Why has the FDA even allowed Tysabri to continue? Because it is remarkably effective in treating MS compared to other available treatments. Many patients and doctors feel this increased effectiveness makes it worth the risk of PML.

So far, the risk of PML, while undeniable, is minimal. There are currently about 30,000 Tysabri patients, and 2 got PML, and both have been improving since they were diagnosed (PML can cause death).

Biogen continues to work with the FDA to make the drug label clear. Without a doubt some doctors and patients will decide the benefits are not worth the known risks. However, that is against a backdrop of rapid switching to Tysabri from less effective therapies.

With Rituxan for NHL (non-Hodgkin Lymphoma) and Avonex for MS both producing more revenue for Biogen than Tysabri does, and with the stock price so low, I think the risk for investors is not particularly great. Avonex revenue grew 14% y/y, and Rituxan grew 21%. While the removal of Tysabri from the market cannot be entirely discounted, that is a risk that has to be weighed against the likelihood that Tysabri will remain on the market, and that Biogen's revenues and profits will continue to grow rapidly with or without Tysabri.

Take into account BIIB's pipeline of drugs in clinical trials, and you have a company that is likely to be much more valuable a few years from now than it is today.

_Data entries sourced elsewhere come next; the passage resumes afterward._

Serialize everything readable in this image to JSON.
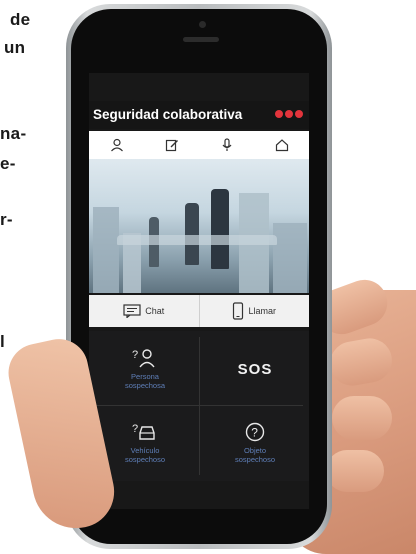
{
  "article_fragments": [
    "de",
    "un",
    "na-",
    "e-",
    "r-",
    "l"
  ],
  "app": {
    "title": "Seguridad colaborativa",
    "accent_color": "#e3343c",
    "tabs": [
      {
        "icon": "user-icon"
      },
      {
        "icon": "edit-icon"
      },
      {
        "icon": "microphone-icon"
      },
      {
        "icon": "home-icon"
      }
    ],
    "actions": [
      {
        "icon": "chat-icon",
        "label": "Chat"
      },
      {
        "icon": "phone-icon",
        "label": "Llamar"
      }
    ],
    "menu": [
      {
        "icon": "suspicious-person-icon",
        "line1": "Persona",
        "line2": "sospechosa"
      },
      {
        "label": "SOS"
      },
      {
        "icon": "suspicious-vehicle-icon",
        "line1": "Vehículo",
        "line2": "sospechoso"
      },
      {
        "icon": "question-icon",
        "line1": "Objeto",
        "line2": "sospechoso"
      }
    ]
  }
}
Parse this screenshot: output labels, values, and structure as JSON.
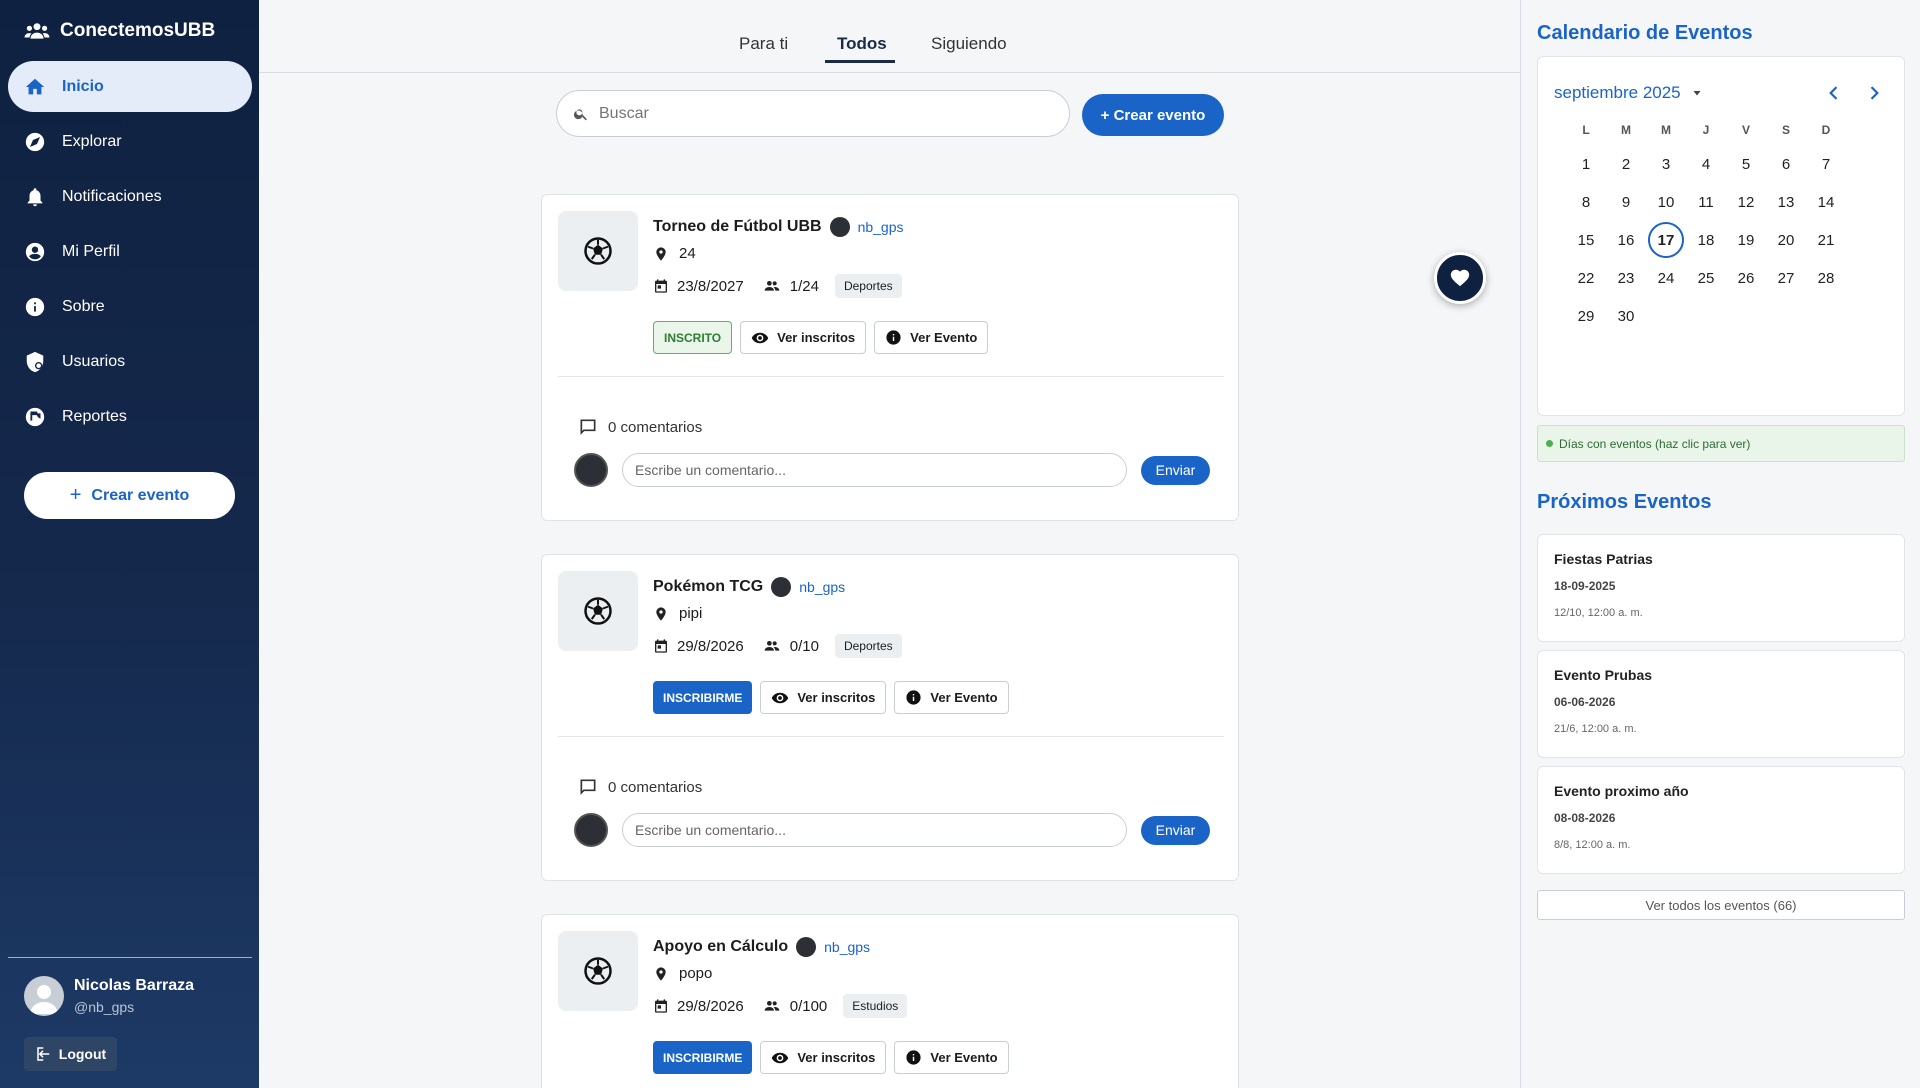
{
  "app": {
    "brand": "ConectemosUBB"
  },
  "sidebar": {
    "items": [
      {
        "label": "Inicio",
        "icon": "home-icon",
        "active": true
      },
      {
        "label": "Explorar",
        "icon": "compass-icon"
      },
      {
        "label": "Notificaciones",
        "icon": "bell-icon"
      },
      {
        "label": "Mi Perfil",
        "icon": "account-circle-icon"
      },
      {
        "label": "Sobre",
        "icon": "info-icon"
      },
      {
        "label": "Usuarios",
        "icon": "admin-shield-icon"
      },
      {
        "label": "Reportes",
        "icon": "flag-icon"
      }
    ],
    "create_label": "Crear evento",
    "user": {
      "name": "Nicolas Barraza",
      "handle": "@nb_gps"
    },
    "logout_label": "Logout"
  },
  "tabs": [
    "Para ti",
    "Todos",
    "Siguiendo"
  ],
  "active_tab": "Todos",
  "search": {
    "placeholder": "Buscar"
  },
  "create_main_label": "+ Crear evento",
  "cards": [
    {
      "title": "Torneo de Fútbol UBB",
      "author": "nb_gps",
      "location": "24",
      "date": "23/8/2027",
      "capacity": "1/24",
      "tag": "Deportes",
      "status": "INSCRITO",
      "status_kind": "enrolled",
      "view_enrolled": "Ver inscritos",
      "view_event": "Ver Evento",
      "comments": "0 comentarios",
      "comment_placeholder": "Escribe un comentario...",
      "send": "Enviar"
    },
    {
      "title": "Pokémon TCG",
      "author": "nb_gps",
      "location": "pipi",
      "date": "29/8/2026",
      "capacity": "0/10",
      "tag": "Deportes",
      "status": "INSCRIBIRME",
      "status_kind": "join",
      "view_enrolled": "Ver inscritos",
      "view_event": "Ver Evento",
      "comments": "0 comentarios",
      "comment_placeholder": "Escribe un comentario...",
      "send": "Enviar"
    },
    {
      "title": "Apoyo en Cálculo",
      "author": "nb_gps",
      "location": "popo",
      "date": "29/8/2026",
      "capacity": "0/100",
      "tag": "Estudios",
      "status": "INSCRIBIRME",
      "status_kind": "join",
      "view_enrolled": "Ver inscritos",
      "view_event": "Ver Evento"
    }
  ],
  "calendar": {
    "title": "Calendario de Eventos",
    "month": "septiembre 2025",
    "weekdays": [
      "L",
      "M",
      "M",
      "J",
      "V",
      "S",
      "D"
    ],
    "first_weekday_offset": 0,
    "days_in_month": 30,
    "today": 17,
    "legend": "Días con eventos (haz clic para ver)"
  },
  "upcoming": {
    "title": "Próximos Eventos",
    "events": [
      {
        "name": "Fiestas Patrias",
        "date": "18-09-2025",
        "time": "12/10, 12:00 a. m."
      },
      {
        "name": "Evento Prubas",
        "date": "06-06-2026",
        "time": "21/6, 12:00 a. m."
      },
      {
        "name": "Evento proximo año",
        "date": "08-08-2026",
        "time": "8/8, 12:00 a. m."
      }
    ],
    "all_label": "Ver todos los eventos (66)"
  },
  "colors": {
    "accent": "#1a64c8",
    "sidebar": "#0f2140",
    "success": "#2e7d32"
  }
}
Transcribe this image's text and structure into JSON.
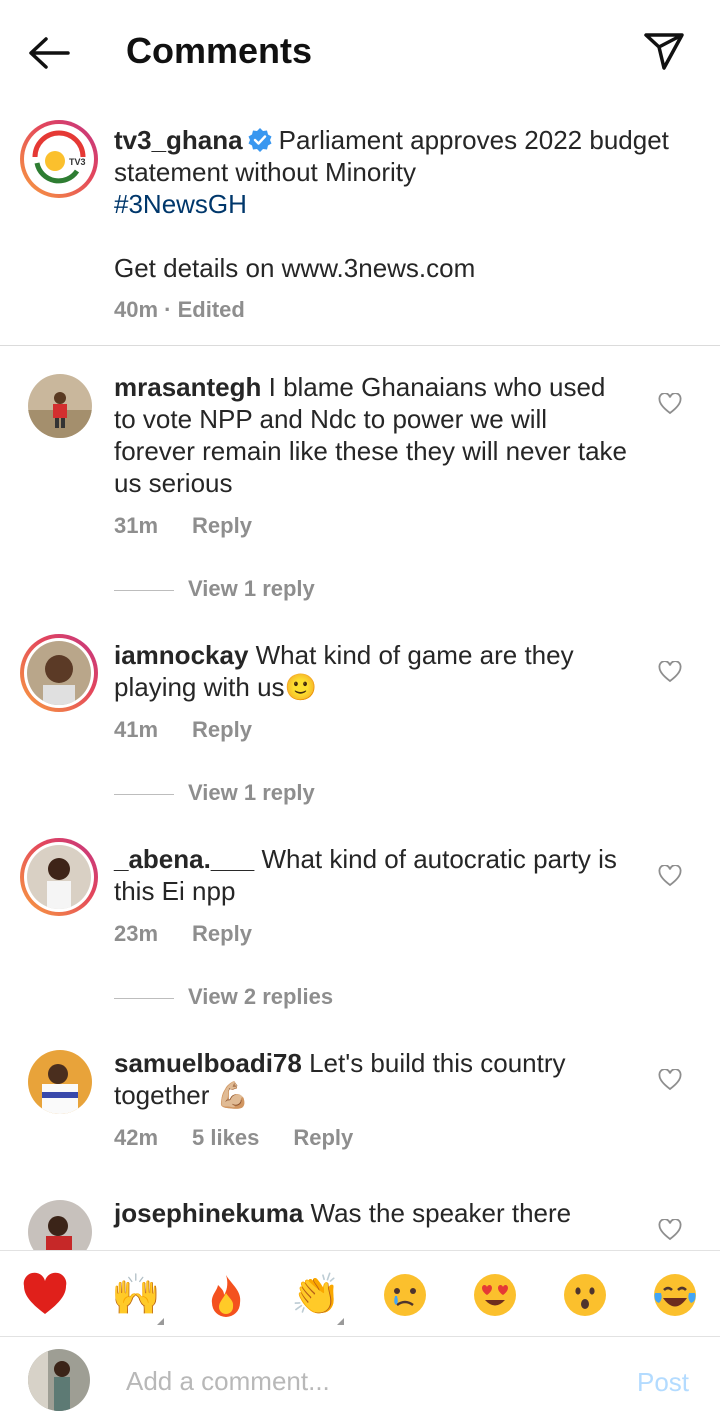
{
  "header": {
    "title": "Comments"
  },
  "caption": {
    "username": "tv3_ghana",
    "text_line1": "Parliament approves 2022 budget statement without Minority",
    "hashtag": "#3NewsGH",
    "text_line2": "Get details on www.3news.com",
    "time": "40m",
    "edited": "Edited",
    "avatar_logo_text": "TV3"
  },
  "comments": [
    {
      "username": "mrasantegh",
      "text": "I blame Ghanaians who used to vote NPP and Ndc to power we will forever remain like these they will never take us serious",
      "time": "31m",
      "reply": "Reply",
      "view_replies": "View 1 reply"
    },
    {
      "username": "iamnockay",
      "text": "What kind of game are they playing with us",
      "emoji": "🙂",
      "time": "41m",
      "reply": "Reply",
      "view_replies": "View 1 reply"
    },
    {
      "username": "_abena.___",
      "text": "What kind of autocratic party is this Ei npp",
      "time": "23m",
      "reply": "Reply",
      "view_replies": "View 2 replies"
    },
    {
      "username": "samuelboadi78",
      "text": "Let's build this country together",
      "emoji": "💪🏼",
      "time": "42m",
      "likes": "5 likes",
      "reply": "Reply"
    },
    {
      "username": "josephinekuma",
      "text": "Was the speaker there"
    }
  ],
  "emoji_bar": [
    "❤️",
    "🙌",
    "🔥",
    "👏",
    "😢",
    "😍",
    "😮",
    "😂"
  ],
  "add_comment": {
    "placeholder": "Add a comment...",
    "post_label": "Post"
  },
  "colors": {
    "hashtag": "#00376b",
    "verified": "#3897f0",
    "post_disabled": "#b3dbff",
    "meta": "#8e8e8e"
  }
}
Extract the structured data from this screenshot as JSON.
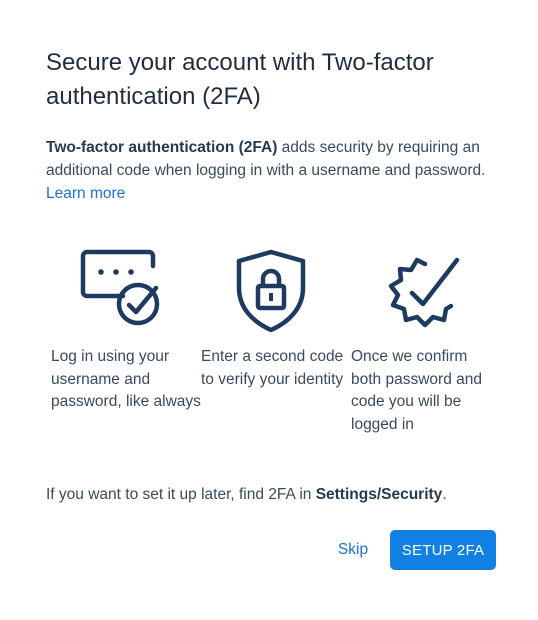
{
  "dialog": {
    "title": "Secure your account with Two-factor authentication (2FA)",
    "intro_bold": "Two-factor authentication (2FA)",
    "intro_rest": " adds security by requiring an additional code when logging in with a username and password.",
    "learn_more": "Learn more",
    "steps": [
      {
        "icon": "chat-check-icon",
        "text": "Log in using your username and password, like always"
      },
      {
        "icon": "shield-lock-icon",
        "text": "Enter a second code to verify your identity"
      },
      {
        "icon": "badge-check-icon",
        "text": "Once we confirm both password and code you will be logged in"
      }
    ],
    "later_text": "If you want to set it up later, find 2FA in ",
    "later_bold": "Settings/Security",
    "later_end": ".",
    "skip_label": "Skip",
    "setup_label": "SETUP 2FA"
  },
  "colors": {
    "icon": "#1f3a60",
    "link": "#1a73d1",
    "primary_button": "#1180e3"
  }
}
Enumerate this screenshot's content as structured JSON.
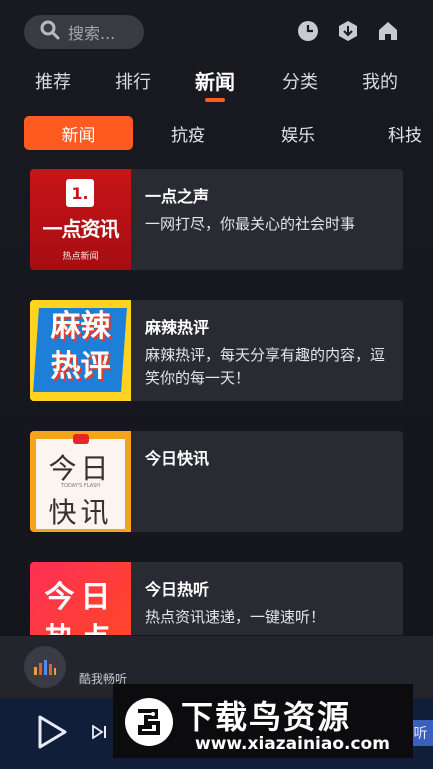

I own Biogen Idec stock and, as a long-term investor, see no reason to sell it. Like all biotech stocks, there is risk involved in this investment.

So keep diversified!

1 comment:

  1. Mr. Meyers,
    You're dead wrong about Biogen. I am a successful real estate investor and do not own stocks. But my wife has MS and she is improving, especially since I got her off Avonex. Avonex and Tysabri hurt. There are successful ways to treat MS and Biogen is on the wrong path. I'm in the Santa Cruz, Ca phone book or at, and I an explain. That stock will tank. Louis Bartfield